**DATA IN THIS EXERCISE:**
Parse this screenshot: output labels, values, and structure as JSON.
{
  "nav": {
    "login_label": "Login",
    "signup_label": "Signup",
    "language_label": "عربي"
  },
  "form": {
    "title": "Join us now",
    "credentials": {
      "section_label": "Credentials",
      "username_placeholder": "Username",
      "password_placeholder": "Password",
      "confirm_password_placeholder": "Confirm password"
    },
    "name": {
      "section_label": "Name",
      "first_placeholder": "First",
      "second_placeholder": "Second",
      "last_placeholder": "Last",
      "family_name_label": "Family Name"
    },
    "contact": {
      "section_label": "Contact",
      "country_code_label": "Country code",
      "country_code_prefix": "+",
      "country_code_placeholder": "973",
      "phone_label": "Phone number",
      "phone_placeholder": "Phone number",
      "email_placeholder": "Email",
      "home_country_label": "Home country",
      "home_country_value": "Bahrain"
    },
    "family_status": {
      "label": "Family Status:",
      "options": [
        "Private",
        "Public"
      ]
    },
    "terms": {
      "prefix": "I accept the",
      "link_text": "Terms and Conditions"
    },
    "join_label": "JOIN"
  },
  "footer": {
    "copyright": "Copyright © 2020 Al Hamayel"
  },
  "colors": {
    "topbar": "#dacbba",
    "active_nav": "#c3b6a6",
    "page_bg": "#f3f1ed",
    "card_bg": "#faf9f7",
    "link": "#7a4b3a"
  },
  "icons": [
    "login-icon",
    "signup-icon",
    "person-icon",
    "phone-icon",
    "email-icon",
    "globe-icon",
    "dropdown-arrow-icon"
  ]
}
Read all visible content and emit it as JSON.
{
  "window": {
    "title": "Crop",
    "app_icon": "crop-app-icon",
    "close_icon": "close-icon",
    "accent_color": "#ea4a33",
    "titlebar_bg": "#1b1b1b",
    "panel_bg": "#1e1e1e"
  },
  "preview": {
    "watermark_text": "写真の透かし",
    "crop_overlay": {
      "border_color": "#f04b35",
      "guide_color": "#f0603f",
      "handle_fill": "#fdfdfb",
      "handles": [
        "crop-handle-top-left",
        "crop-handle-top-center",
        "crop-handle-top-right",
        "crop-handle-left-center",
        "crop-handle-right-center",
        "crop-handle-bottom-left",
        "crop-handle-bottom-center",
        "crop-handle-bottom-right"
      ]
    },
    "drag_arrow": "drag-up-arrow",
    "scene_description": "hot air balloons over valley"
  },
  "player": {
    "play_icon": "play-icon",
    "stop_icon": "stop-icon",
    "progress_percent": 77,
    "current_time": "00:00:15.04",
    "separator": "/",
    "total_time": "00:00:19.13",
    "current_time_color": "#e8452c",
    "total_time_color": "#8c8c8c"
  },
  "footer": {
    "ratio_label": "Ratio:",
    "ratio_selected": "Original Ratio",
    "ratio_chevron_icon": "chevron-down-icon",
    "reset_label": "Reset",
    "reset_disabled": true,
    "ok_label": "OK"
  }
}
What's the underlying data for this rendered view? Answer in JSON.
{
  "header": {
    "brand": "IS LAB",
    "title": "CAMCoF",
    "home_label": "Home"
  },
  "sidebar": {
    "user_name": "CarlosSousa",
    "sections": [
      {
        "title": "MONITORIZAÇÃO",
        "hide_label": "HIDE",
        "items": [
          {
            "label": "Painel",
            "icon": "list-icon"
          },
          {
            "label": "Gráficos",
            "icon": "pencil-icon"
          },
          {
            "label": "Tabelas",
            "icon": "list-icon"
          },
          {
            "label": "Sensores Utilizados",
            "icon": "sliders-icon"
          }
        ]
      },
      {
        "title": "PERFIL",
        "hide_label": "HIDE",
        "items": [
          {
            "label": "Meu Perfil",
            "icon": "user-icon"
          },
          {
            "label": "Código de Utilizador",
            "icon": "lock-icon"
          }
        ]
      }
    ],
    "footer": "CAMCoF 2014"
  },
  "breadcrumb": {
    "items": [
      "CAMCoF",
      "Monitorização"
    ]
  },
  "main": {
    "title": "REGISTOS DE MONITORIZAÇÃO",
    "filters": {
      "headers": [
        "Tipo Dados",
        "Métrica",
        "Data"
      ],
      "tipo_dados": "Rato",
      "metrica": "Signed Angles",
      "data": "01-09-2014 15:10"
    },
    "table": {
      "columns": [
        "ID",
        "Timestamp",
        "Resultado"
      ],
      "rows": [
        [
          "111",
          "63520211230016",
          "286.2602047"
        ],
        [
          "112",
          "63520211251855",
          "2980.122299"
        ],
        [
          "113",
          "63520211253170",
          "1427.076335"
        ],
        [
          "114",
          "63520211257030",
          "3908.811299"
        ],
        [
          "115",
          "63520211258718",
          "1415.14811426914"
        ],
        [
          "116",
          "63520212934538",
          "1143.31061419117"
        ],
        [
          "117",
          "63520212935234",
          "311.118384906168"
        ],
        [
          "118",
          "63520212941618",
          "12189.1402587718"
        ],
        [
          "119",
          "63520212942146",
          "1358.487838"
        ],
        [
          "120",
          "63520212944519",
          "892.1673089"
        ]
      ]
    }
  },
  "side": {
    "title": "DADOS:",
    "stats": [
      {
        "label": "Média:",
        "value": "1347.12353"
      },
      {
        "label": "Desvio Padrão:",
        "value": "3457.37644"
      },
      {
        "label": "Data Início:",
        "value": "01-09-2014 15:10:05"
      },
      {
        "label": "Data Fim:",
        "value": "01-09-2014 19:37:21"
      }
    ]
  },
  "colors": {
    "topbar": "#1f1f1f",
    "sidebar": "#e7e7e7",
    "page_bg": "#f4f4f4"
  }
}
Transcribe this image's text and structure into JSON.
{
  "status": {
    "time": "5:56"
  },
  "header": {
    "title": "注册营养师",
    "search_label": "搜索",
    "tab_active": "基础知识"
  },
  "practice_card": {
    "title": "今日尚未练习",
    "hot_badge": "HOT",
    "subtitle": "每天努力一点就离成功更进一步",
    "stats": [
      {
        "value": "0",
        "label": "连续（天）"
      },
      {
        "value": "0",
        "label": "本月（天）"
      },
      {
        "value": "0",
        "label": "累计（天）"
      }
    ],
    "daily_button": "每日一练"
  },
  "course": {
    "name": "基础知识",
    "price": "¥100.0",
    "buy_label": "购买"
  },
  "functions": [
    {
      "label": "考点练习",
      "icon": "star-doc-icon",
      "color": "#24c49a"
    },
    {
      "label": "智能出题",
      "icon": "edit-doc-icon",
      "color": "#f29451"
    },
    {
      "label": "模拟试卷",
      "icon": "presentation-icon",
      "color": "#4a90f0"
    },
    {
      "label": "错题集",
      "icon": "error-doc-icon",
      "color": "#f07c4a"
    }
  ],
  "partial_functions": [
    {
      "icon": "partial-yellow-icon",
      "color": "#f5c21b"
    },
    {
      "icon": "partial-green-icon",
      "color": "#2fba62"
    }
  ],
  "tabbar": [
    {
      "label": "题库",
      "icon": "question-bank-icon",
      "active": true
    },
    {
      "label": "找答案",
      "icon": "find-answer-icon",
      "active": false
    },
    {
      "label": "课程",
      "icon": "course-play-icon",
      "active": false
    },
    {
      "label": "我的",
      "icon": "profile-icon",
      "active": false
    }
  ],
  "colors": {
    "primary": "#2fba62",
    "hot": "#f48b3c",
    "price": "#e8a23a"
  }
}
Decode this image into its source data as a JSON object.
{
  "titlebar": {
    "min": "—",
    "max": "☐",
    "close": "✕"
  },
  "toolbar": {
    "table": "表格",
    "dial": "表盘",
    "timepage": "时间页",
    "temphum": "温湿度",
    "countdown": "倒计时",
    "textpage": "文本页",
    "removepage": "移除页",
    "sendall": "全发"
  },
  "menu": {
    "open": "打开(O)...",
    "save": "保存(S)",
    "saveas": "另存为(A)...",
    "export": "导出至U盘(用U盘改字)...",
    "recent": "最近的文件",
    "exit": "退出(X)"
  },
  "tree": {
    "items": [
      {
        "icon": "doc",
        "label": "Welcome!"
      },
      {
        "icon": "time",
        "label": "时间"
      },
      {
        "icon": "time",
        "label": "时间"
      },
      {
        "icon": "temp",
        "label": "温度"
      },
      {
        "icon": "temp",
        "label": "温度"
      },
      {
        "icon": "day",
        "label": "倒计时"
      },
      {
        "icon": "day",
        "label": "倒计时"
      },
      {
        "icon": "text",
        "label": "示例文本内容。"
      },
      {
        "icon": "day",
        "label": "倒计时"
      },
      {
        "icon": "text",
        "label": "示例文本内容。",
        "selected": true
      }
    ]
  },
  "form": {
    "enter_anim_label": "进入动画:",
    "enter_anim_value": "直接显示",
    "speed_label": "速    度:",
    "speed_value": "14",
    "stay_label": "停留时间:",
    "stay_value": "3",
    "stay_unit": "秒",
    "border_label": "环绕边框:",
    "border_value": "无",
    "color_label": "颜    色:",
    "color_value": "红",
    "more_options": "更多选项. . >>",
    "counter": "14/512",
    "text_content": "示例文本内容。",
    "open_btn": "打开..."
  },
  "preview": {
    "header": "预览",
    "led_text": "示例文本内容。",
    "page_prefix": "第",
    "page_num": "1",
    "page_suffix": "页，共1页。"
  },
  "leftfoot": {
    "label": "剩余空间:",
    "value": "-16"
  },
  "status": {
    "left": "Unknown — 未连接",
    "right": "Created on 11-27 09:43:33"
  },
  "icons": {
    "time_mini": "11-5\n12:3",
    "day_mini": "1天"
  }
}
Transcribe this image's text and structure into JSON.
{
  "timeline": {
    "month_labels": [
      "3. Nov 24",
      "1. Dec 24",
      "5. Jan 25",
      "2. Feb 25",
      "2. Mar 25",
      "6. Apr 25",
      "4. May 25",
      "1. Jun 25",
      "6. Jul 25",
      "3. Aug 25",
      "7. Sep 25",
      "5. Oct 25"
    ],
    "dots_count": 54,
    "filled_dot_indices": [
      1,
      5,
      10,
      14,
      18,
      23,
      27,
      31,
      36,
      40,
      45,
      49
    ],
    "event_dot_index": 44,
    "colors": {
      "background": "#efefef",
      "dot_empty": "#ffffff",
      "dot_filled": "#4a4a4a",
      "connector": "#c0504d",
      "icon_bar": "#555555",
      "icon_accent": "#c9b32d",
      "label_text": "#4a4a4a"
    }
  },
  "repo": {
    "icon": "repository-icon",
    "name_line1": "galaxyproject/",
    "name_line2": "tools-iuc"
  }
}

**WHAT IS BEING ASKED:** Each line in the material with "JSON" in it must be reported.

**ANSWER FOR THE TASK:**
Parse this screenshot: output labels, values, and structure as JSON.
Read all visible content and emit it as JSON.
What's the underlying data for this rendered view? Answer in JSON.
Transcribe this image's text and structure into JSON.
Decode this image into its source data as a JSON object.
Transcribe this image's text and structure into JSON.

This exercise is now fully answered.